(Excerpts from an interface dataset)
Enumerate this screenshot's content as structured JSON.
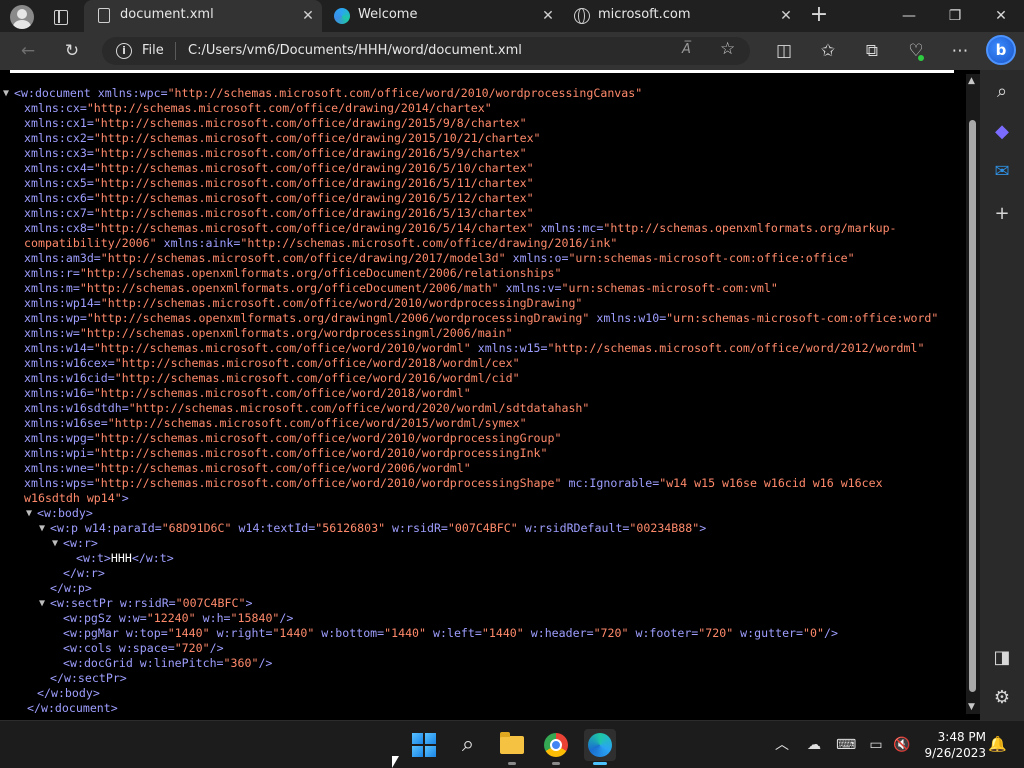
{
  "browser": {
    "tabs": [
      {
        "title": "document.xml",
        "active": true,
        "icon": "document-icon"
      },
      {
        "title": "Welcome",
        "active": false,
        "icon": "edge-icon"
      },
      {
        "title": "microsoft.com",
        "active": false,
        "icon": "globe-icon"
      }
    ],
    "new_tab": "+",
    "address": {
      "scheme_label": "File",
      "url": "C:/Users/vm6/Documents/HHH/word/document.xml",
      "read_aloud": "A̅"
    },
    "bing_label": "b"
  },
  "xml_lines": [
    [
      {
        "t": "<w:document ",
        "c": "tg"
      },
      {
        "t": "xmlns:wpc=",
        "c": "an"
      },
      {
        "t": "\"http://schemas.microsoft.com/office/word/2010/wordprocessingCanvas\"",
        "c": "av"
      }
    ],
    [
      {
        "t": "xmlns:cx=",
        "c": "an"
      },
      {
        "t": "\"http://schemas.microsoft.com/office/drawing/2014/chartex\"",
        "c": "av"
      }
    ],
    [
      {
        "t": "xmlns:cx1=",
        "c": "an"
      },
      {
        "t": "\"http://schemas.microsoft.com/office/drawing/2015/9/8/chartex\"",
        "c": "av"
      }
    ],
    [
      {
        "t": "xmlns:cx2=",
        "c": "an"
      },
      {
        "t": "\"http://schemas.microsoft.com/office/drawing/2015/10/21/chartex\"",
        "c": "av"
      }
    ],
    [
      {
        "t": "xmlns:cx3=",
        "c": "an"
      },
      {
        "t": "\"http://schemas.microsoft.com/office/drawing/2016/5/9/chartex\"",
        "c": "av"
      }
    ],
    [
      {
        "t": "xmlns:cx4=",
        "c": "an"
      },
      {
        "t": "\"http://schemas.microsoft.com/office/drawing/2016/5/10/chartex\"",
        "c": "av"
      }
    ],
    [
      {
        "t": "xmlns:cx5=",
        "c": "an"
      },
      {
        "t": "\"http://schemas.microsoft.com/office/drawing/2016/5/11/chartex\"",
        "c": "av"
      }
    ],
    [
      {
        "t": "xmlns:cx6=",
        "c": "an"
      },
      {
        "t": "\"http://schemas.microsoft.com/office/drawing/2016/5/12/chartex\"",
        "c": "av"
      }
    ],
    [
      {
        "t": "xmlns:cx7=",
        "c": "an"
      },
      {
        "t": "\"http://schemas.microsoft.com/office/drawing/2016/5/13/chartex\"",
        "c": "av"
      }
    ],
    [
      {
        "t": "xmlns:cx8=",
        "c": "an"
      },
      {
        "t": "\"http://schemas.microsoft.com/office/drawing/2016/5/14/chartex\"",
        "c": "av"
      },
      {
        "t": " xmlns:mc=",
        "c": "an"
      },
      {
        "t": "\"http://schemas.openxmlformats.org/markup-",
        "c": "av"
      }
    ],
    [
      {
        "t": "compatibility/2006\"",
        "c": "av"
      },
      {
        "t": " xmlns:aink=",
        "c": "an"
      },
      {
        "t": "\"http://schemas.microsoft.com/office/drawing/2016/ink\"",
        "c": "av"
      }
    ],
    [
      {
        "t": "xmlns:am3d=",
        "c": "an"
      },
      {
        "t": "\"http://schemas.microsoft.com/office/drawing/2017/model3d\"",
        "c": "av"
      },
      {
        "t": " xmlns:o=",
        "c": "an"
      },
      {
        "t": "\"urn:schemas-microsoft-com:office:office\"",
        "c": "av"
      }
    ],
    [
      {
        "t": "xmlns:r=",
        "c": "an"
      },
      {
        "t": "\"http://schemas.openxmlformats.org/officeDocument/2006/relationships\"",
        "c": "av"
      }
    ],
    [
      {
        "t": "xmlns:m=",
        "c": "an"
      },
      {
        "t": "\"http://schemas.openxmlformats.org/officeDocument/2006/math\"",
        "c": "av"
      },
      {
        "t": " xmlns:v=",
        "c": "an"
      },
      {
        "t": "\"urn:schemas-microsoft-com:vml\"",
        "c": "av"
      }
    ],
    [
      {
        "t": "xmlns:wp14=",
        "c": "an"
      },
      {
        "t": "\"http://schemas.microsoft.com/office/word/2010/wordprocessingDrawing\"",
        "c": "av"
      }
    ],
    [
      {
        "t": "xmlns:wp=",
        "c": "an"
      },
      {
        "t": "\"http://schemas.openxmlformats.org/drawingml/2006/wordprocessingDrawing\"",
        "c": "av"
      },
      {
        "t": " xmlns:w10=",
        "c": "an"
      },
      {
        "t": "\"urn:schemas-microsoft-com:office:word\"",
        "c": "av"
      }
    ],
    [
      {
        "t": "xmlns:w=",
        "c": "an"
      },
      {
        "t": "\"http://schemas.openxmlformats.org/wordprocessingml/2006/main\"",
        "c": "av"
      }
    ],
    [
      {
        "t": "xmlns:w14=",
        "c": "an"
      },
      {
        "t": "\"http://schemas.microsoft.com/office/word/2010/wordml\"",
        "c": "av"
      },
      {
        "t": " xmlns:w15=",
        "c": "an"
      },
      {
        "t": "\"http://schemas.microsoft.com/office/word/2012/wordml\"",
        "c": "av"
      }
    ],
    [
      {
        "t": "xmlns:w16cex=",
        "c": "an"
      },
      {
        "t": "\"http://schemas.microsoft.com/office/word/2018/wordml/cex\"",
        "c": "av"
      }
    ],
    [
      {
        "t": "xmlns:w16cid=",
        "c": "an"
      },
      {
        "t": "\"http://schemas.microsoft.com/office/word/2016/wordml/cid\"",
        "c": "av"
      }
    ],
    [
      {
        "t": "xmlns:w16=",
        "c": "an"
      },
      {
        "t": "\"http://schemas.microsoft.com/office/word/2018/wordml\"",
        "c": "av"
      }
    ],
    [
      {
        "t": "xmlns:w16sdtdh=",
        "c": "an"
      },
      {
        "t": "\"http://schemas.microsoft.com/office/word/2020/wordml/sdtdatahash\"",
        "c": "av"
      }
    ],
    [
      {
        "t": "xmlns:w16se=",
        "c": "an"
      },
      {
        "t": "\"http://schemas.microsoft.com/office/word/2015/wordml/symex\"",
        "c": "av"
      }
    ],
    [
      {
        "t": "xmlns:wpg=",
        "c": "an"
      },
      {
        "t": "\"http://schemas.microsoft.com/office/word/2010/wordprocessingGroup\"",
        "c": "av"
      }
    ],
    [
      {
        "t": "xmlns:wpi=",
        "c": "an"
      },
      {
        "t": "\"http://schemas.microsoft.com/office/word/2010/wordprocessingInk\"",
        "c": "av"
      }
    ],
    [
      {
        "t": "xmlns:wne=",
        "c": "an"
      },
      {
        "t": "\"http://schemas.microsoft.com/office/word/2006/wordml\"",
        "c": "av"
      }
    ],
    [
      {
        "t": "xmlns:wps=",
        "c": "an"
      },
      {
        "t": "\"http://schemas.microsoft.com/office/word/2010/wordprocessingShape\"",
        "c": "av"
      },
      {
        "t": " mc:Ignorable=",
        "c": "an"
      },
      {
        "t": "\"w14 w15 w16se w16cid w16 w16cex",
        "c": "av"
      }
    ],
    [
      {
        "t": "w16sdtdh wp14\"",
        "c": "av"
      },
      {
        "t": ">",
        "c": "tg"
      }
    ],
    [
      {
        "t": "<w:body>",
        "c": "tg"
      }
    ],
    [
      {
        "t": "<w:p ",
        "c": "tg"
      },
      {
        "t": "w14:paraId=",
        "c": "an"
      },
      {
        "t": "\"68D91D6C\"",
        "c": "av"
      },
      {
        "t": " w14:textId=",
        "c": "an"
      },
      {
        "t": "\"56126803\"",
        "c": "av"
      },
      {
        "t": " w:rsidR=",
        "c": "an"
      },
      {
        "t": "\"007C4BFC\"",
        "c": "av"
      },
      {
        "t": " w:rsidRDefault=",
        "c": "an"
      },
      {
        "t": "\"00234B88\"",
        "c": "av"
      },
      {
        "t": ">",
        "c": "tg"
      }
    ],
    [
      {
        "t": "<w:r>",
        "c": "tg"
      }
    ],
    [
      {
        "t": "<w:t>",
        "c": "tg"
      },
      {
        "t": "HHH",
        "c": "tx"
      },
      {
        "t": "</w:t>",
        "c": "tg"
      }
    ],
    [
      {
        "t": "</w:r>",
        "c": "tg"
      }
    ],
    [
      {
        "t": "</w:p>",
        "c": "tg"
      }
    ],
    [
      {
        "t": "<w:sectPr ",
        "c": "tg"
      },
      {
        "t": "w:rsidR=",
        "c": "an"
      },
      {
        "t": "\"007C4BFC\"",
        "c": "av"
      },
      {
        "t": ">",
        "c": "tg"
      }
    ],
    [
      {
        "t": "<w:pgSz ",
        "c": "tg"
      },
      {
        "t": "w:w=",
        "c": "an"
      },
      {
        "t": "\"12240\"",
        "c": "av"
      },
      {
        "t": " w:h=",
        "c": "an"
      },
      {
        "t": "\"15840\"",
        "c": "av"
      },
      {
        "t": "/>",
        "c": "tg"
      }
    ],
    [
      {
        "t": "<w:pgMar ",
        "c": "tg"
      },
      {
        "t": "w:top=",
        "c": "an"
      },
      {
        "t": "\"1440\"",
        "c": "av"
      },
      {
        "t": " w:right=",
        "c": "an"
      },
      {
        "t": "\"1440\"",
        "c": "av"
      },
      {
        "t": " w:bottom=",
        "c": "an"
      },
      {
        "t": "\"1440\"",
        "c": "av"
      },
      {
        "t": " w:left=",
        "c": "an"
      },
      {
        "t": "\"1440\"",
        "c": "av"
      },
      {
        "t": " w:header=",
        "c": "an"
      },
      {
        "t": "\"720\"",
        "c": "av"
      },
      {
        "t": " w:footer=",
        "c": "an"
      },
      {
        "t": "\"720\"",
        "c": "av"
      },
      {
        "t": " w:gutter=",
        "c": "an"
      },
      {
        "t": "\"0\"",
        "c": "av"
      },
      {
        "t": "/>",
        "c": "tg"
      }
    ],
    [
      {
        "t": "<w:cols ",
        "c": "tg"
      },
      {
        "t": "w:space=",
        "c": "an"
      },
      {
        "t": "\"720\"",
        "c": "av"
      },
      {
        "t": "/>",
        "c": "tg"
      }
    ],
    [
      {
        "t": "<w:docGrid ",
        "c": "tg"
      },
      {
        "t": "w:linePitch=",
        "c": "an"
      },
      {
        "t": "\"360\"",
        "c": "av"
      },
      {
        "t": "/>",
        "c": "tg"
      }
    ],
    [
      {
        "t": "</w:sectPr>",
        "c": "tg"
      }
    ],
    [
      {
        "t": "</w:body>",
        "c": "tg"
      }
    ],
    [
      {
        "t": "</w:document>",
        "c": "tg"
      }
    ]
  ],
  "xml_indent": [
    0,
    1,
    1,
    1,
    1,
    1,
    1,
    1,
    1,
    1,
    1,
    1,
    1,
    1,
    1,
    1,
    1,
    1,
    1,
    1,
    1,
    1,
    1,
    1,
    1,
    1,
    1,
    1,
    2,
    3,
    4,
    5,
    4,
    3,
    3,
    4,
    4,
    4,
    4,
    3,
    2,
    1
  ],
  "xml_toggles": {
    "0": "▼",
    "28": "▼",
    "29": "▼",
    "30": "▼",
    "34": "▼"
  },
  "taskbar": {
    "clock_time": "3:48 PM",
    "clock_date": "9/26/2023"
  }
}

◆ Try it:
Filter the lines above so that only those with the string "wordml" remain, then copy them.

◆ Written reply:
        "t": "\"http://schemas.microsoft.com/office/word/2010/wordml\"",
        "t": "\"http://schemas.microsoft.com/office/word/2012/wordml\"",
        "t": "\"http://schemas.microsoft.com/office/word/2018/wordml/cex\"",
        "t": "\"http://schemas.microsoft.com/office/word/2016/wordml/cid\"",
        "t": "\"http://schemas.microsoft.com/office/word/2018/wordml\"",
        "t": "\"http://schemas.microsoft.com/office/word/2020/wordml/sdtdatahash\"",
        "t": "\"http://schemas.microsoft.com/office/word/2015/wordml/symex\"",
        "t": "\"http://schemas.microsoft.com/office/word/2006/wordml\"",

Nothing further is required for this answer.